Activity:
Count the lines in the entries below that include the word "RUBRICA". Give nothing but the number.

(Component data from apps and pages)

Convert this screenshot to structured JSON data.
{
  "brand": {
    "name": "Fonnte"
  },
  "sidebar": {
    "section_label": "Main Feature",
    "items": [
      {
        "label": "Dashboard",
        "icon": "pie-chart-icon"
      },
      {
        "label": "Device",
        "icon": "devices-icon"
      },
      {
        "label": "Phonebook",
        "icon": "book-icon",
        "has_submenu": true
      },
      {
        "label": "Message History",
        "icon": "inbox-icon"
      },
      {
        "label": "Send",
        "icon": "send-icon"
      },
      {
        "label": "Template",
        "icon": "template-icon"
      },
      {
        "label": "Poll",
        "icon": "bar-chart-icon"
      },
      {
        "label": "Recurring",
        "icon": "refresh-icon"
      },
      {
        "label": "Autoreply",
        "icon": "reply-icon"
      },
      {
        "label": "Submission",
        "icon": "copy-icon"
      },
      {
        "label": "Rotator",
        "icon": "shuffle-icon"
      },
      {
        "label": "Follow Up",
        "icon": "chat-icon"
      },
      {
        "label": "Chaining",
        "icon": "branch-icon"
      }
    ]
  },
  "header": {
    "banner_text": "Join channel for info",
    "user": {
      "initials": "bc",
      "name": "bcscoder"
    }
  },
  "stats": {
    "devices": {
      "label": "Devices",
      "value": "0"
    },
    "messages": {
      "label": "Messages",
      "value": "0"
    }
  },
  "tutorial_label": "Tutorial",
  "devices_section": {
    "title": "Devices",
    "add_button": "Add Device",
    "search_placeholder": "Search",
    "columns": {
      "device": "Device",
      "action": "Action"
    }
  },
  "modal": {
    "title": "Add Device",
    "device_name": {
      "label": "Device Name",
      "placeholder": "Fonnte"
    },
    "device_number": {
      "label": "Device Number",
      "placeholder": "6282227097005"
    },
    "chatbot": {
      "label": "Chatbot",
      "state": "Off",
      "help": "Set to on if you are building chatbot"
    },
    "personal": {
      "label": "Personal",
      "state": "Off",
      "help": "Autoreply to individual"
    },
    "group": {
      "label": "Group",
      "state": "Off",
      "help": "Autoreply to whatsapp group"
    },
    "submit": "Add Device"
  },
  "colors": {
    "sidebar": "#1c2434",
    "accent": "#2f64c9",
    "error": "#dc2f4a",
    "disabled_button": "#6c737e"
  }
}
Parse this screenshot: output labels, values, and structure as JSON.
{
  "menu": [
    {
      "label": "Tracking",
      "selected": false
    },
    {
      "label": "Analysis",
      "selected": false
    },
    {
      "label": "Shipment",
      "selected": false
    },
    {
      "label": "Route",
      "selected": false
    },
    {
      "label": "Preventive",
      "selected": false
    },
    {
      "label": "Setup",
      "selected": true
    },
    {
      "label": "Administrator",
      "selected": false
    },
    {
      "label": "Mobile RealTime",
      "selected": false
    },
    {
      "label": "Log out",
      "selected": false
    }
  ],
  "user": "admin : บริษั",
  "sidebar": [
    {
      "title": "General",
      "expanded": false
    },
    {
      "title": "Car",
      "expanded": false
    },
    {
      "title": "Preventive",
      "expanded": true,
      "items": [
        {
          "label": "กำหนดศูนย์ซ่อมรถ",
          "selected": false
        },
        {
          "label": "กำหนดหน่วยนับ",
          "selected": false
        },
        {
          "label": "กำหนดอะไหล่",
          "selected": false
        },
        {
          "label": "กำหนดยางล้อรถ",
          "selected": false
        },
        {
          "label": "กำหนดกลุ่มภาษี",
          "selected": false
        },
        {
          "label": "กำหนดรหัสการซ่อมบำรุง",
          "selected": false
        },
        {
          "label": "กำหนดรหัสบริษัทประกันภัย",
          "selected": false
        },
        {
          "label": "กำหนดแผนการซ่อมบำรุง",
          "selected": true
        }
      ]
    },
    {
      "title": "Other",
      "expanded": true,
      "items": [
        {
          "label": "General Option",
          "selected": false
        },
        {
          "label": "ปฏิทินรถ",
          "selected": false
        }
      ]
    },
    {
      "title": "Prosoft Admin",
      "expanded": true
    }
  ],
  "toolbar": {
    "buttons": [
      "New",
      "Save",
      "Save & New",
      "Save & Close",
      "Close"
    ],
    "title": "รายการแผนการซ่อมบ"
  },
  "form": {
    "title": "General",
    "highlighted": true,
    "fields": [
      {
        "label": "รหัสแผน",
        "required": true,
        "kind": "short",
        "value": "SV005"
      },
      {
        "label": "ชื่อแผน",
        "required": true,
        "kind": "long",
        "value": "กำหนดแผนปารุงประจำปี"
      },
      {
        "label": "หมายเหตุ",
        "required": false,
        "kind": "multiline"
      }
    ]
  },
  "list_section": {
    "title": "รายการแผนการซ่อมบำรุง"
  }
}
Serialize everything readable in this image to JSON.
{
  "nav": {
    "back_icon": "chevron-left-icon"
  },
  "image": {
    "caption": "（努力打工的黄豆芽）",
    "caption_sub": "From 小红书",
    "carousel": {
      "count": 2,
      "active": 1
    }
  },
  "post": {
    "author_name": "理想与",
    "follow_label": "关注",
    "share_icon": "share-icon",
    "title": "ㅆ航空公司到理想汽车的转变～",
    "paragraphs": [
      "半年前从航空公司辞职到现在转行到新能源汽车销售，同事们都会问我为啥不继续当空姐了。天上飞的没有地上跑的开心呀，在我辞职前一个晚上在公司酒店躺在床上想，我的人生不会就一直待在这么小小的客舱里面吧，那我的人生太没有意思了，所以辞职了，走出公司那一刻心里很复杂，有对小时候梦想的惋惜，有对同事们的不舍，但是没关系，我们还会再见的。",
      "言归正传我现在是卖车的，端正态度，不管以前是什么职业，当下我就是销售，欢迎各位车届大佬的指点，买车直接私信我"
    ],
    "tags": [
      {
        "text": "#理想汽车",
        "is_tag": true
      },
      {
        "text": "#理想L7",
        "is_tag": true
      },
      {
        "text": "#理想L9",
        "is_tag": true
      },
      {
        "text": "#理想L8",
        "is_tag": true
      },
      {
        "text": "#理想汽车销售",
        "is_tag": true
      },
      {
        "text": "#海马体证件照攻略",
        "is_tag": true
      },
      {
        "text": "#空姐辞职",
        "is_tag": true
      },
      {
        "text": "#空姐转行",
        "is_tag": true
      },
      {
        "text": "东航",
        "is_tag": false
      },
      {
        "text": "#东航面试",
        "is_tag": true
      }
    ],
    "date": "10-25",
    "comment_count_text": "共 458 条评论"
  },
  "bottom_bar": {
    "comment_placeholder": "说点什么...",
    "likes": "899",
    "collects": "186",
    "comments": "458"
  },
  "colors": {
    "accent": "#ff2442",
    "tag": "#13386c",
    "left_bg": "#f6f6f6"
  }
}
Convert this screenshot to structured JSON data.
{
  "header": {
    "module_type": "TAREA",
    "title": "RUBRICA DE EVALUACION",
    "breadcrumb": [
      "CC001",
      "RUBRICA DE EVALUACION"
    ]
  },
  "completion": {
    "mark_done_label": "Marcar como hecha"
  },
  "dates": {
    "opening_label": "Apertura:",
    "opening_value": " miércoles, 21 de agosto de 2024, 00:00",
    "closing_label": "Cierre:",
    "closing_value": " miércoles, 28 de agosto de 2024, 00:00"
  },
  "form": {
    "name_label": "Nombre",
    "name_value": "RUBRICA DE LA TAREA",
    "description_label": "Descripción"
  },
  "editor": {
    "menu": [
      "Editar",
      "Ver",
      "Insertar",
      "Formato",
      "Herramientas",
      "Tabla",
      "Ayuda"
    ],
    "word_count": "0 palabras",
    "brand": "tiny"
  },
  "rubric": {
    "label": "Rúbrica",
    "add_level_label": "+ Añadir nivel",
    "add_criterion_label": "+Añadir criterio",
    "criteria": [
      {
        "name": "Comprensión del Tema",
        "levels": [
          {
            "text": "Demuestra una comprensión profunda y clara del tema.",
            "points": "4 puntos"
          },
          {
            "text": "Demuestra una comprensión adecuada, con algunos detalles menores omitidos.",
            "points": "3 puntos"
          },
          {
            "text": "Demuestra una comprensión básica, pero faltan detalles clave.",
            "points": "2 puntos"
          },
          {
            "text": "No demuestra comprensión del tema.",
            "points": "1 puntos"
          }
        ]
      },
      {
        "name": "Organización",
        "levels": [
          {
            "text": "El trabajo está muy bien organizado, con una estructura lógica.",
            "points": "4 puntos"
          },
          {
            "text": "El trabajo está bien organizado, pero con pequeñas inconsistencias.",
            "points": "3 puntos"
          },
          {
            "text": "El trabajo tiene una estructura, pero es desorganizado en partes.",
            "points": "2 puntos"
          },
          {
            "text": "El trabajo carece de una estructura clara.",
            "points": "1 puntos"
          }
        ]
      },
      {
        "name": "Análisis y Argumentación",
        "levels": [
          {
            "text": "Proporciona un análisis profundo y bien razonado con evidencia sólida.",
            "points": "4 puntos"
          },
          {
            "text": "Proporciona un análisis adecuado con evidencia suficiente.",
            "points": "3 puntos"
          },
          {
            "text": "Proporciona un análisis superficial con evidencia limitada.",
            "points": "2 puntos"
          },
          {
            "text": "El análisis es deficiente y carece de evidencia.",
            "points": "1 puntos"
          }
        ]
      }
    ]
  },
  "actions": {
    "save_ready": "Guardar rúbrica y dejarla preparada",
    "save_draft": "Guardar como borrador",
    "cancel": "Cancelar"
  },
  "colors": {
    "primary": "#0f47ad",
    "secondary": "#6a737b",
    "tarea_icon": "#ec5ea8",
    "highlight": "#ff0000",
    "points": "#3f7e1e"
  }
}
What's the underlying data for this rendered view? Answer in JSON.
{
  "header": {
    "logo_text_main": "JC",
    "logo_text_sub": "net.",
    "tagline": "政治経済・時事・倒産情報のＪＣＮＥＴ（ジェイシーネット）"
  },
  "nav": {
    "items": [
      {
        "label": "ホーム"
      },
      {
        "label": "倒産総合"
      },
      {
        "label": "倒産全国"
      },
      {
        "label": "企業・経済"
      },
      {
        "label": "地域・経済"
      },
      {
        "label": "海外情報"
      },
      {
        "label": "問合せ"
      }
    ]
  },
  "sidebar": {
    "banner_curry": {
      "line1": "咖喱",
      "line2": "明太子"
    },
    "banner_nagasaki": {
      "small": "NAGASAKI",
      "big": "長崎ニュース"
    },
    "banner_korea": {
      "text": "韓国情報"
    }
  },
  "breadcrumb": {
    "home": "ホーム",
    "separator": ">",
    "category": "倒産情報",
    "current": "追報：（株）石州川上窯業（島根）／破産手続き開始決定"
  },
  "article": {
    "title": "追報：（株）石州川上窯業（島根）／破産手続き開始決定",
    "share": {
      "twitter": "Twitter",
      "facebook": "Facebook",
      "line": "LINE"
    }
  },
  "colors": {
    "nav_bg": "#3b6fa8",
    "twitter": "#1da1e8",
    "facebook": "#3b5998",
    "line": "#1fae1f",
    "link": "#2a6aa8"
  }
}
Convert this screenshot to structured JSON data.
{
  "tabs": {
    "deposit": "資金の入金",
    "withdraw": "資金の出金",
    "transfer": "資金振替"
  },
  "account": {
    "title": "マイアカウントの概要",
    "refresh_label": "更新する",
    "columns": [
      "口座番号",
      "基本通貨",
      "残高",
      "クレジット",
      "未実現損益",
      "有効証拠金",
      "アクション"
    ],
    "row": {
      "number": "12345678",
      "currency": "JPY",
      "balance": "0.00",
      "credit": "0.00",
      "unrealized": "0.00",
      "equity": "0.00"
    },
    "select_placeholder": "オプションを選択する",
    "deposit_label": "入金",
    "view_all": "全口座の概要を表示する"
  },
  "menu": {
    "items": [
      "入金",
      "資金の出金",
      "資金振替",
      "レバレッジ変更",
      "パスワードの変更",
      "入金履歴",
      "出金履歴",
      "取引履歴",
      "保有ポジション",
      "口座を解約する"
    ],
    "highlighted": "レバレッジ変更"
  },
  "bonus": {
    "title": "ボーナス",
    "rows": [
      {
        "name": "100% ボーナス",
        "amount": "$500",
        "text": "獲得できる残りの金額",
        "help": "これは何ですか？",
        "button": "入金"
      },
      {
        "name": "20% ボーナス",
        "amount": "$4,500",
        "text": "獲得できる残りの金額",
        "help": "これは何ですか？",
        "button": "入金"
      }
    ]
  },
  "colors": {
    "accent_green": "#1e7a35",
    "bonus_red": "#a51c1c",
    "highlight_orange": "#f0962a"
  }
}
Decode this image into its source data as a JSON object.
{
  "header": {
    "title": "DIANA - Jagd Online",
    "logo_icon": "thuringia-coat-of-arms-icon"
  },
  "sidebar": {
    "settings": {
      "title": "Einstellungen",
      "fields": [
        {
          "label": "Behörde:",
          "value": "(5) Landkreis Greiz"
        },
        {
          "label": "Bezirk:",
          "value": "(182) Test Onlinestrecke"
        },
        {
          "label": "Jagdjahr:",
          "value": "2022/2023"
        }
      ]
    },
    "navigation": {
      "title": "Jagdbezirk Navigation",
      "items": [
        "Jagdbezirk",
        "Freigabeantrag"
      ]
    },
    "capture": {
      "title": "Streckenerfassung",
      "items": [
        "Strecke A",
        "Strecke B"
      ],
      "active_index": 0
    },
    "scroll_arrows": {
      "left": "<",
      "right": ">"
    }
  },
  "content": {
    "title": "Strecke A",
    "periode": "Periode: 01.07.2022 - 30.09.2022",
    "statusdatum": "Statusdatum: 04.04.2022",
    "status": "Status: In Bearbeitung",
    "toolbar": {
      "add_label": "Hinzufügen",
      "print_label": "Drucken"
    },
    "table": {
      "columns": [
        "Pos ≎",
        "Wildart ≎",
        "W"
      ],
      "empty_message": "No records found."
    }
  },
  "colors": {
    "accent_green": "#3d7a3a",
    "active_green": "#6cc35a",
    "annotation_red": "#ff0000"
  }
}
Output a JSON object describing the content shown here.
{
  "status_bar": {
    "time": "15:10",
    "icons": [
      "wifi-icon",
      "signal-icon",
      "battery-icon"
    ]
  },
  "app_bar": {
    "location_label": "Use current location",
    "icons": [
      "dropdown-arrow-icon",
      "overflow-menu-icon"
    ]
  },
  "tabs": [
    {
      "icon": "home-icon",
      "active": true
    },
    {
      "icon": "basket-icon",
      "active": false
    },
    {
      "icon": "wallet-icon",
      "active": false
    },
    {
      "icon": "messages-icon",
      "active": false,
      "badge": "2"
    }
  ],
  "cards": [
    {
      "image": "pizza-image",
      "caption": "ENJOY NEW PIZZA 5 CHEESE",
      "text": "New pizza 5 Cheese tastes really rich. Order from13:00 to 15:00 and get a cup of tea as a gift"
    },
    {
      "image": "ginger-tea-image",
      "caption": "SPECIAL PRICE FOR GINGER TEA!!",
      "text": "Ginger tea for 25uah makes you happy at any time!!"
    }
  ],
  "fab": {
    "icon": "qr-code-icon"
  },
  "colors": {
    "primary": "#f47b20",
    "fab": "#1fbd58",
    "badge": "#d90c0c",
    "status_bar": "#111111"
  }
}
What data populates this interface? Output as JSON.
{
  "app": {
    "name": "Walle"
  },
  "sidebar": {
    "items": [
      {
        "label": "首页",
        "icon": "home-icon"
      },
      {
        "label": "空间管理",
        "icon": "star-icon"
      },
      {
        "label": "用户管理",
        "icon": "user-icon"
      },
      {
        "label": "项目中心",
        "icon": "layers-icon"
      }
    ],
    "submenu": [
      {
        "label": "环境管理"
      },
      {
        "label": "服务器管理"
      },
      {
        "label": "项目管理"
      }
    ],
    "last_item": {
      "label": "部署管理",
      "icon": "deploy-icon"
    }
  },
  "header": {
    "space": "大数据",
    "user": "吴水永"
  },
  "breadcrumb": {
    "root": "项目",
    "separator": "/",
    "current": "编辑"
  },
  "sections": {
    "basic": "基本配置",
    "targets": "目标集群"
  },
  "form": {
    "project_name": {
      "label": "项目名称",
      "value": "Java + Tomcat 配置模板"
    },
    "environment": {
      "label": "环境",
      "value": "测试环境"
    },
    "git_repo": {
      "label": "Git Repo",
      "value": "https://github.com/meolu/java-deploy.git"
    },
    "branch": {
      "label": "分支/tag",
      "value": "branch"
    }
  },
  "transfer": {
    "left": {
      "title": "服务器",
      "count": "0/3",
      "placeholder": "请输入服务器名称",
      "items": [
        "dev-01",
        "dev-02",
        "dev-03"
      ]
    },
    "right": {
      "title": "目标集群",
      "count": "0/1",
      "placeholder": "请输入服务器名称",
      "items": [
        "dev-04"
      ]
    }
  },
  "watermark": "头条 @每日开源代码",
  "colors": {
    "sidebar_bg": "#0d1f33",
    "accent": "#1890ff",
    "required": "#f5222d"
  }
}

Written reply:
3